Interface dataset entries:
************

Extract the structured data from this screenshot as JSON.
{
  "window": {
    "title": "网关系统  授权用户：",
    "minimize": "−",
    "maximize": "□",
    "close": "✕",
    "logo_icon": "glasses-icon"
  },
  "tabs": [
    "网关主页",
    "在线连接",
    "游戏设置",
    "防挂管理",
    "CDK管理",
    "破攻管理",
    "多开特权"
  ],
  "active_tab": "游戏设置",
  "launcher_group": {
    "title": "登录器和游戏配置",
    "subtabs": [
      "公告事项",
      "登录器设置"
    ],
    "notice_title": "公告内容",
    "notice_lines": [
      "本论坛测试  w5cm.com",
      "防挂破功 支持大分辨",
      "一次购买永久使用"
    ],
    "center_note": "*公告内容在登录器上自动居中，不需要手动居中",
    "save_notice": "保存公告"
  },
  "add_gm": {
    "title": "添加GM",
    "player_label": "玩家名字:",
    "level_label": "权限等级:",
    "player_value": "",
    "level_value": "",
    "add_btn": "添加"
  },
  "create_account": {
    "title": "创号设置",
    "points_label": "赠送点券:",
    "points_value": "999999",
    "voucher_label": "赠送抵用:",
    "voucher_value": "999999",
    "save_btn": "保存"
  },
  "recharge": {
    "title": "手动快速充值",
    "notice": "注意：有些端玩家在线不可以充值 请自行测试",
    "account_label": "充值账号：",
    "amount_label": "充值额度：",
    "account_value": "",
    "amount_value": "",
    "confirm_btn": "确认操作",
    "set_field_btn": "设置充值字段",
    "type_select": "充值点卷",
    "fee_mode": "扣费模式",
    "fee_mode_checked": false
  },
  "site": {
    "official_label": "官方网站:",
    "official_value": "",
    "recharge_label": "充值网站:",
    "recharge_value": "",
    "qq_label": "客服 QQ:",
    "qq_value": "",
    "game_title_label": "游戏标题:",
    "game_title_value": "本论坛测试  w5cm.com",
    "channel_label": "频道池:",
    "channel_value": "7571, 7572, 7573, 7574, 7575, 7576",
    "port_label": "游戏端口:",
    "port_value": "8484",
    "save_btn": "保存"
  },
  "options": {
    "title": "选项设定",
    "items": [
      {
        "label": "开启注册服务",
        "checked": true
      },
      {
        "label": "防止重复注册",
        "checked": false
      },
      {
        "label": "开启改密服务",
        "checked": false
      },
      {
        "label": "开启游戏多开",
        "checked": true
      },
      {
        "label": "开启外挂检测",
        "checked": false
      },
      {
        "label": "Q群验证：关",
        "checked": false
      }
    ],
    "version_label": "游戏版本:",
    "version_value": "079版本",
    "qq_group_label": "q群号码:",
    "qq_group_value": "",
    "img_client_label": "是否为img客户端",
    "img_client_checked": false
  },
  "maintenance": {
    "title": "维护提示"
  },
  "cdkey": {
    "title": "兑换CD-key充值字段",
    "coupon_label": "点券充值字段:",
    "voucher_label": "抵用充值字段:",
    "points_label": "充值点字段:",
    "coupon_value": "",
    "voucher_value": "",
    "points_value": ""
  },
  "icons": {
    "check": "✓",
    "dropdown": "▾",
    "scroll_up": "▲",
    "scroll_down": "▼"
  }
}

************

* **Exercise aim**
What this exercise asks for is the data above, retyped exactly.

* **Reply to the task**
Extract the structured data from this screenshot as JSON.
{
  "window": {
    "title": "网关系统  授权用户：",
    "minimize": "−",
    "maximize": "□",
    "close": "✕",
    "logo_icon": "glasses-icon"
  },
  "tabs": [
    "网关主页",
    "在线连接",
    "游戏设置",
    "防挂管理",
    "CDK管理",
    "破攻管理",
    "多开特权"
  ],
  "active_tab": "游戏设置",
  "launcher_group": {
    "title": "登录器和游戏配置",
    "subtabs": [
      "公告事项",
      "登录器设置"
    ],
    "notice_title": "公告内容",
    "notice_lines": [
      "本论坛测试  w5cm.com",
      "防挂破功 支持大分辨",
      "一次购买永久使用"
    ],
    "center_note": "*公告内容在登录器上自动居中，不需要手动居中",
    "save_notice": "保存公告"
  },
  "add_gm": {
    "title": "添加GM",
    "player_label": "玩家名字:",
    "level_label": "权限等级:",
    "player_value": "",
    "level_value": "",
    "add_btn": "添加"
  },
  "create_account": {
    "title": "创号设置",
    "points_label": "赠送点券:",
    "points_value": "999999",
    "voucher_label": "赠送抵用:",
    "voucher_value": "999999",
    "save_btn": "保存"
  },
  "recharge": {
    "title": "手动快速充值",
    "notice": "注意：有些端玩家在线不可以充值 请自行测试",
    "account_label": "充值账号：",
    "amount_label": "充值额度：",
    "account_value": "",
    "amount_value": "",
    "confirm_btn": "确认操作",
    "set_field_btn": "设置充值字段",
    "type_select": "充值点卷",
    "fee_mode": "扣费模式",
    "fee_mode_checked": false
  },
  "site": {
    "official_label": "官方网站:",
    "official_value": "",
    "recharge_label": "充值网站:",
    "recharge_value": "",
    "qq_label": "客服 QQ:",
    "qq_value": "",
    "game_title_label": "游戏标题:",
    "game_title_value": "本论坛测试  w5cm.com",
    "channel_label": "频道池:",
    "channel_value": "7571, 7572, 7573, 7574, 7575, 7576",
    "port_label": "游戏端口:",
    "port_value": "8484",
    "save_btn": "保存"
  },
  "options": {
    "title": "选项设定",
    "items": [
      {
        "label": "开启注册服务",
        "checked": true
      },
      {
        "label": "防止重复注册",
        "checked": false
      },
      {
        "label": "开启改密服务",
        "checked": false
      },
      {
        "label": "开启游戏多开",
        "checked": true
      },
      {
        "label": "开启外挂检测",
        "checked": false
      },
      {
        "label": "Q群验证：关",
        "checked": false
      }
    ],
    "version_label": "游戏版本:",
    "version_value": "079版本",
    "qq_group_label": "q群号码:",
    "qq_group_value": "",
    "img_client_label": "是否为img客户端",
    "img_client_checked": false
  },
  "maintenance": {
    "title": "维护提示"
  },
  "cdkey": {
    "title": "兑换CD-key充值字段",
    "coupon_label": "点券充值字段:",
    "voucher_label": "抵用充值字段:",
    "points_label": "充值点字段:",
    "coupon_value": "",
    "voucher_value": "",
    "points_value": ""
  },
  "icons": {
    "check": "✓",
    "dropdown": "▾",
    "scroll_up": "▲",
    "scroll_down": "▼"
  }
}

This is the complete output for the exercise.